> _Action item_
Reproduce all the lines below exactly and omit the images.

> _Provided material_
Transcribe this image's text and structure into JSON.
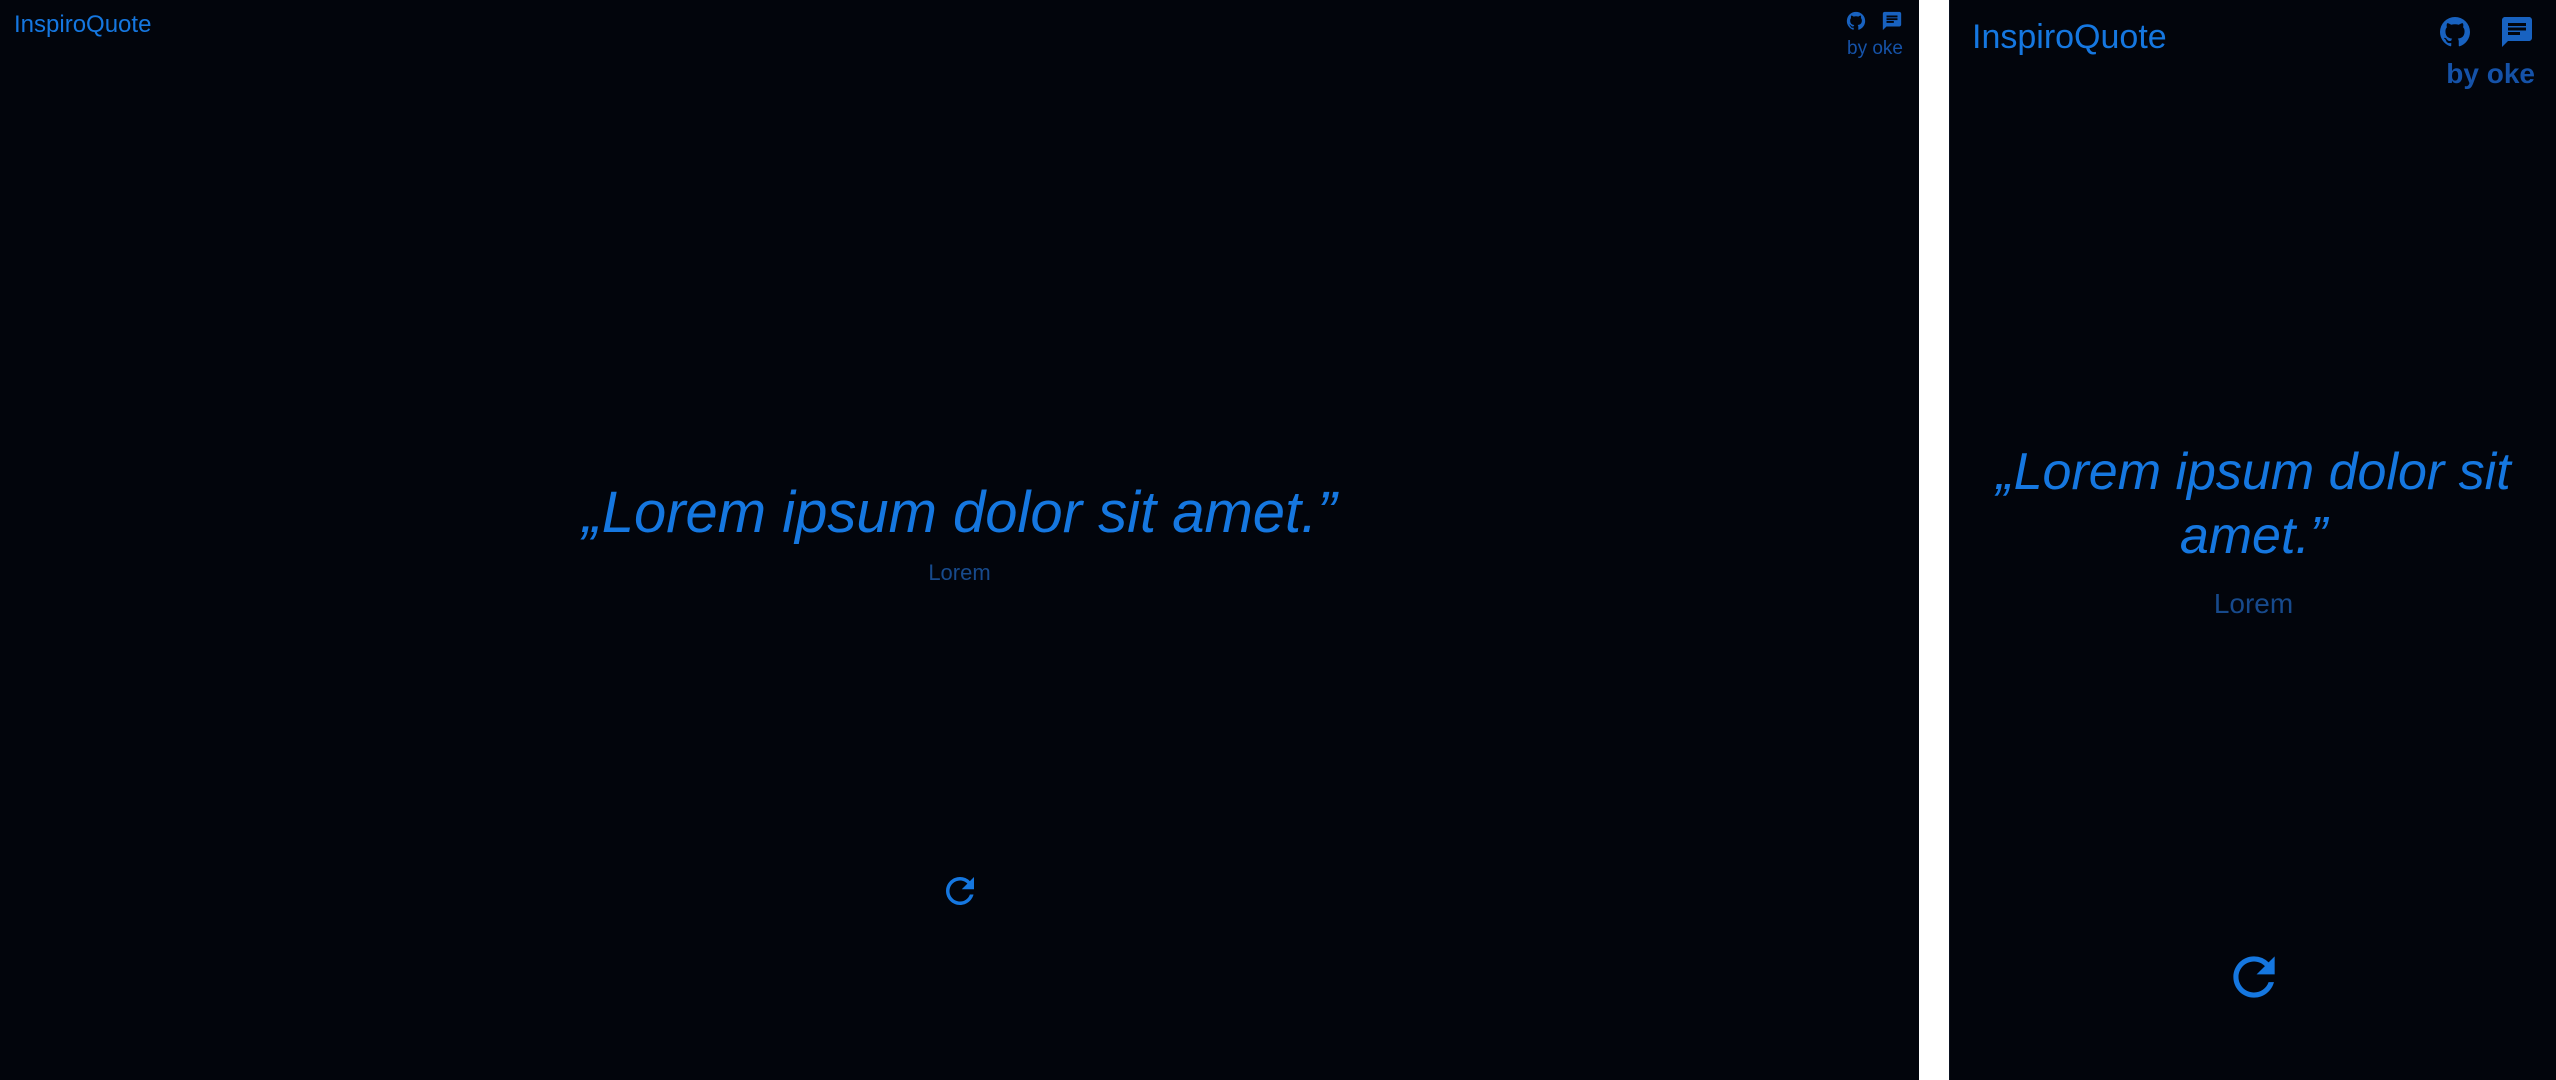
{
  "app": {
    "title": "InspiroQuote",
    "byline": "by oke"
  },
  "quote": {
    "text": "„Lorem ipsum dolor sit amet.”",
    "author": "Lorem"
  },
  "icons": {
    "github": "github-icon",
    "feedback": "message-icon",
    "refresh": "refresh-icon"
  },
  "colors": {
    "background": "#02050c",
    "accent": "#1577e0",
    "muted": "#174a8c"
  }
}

> _Expected output_
Transcribe this image's text and structure into JSON.
{
  "app": {
    "title": "InspiroQuote",
    "byline": "by oke"
  },
  "quote": {
    "text": "„Lorem ipsum dolor sit amet.”",
    "author": "Lorem"
  },
  "icons": {
    "github": "github-icon",
    "feedback": "message-icon",
    "refresh": "refresh-icon"
  },
  "colors": {
    "background": "#02050c",
    "accent": "#1577e0",
    "muted": "#174a8c"
  }
}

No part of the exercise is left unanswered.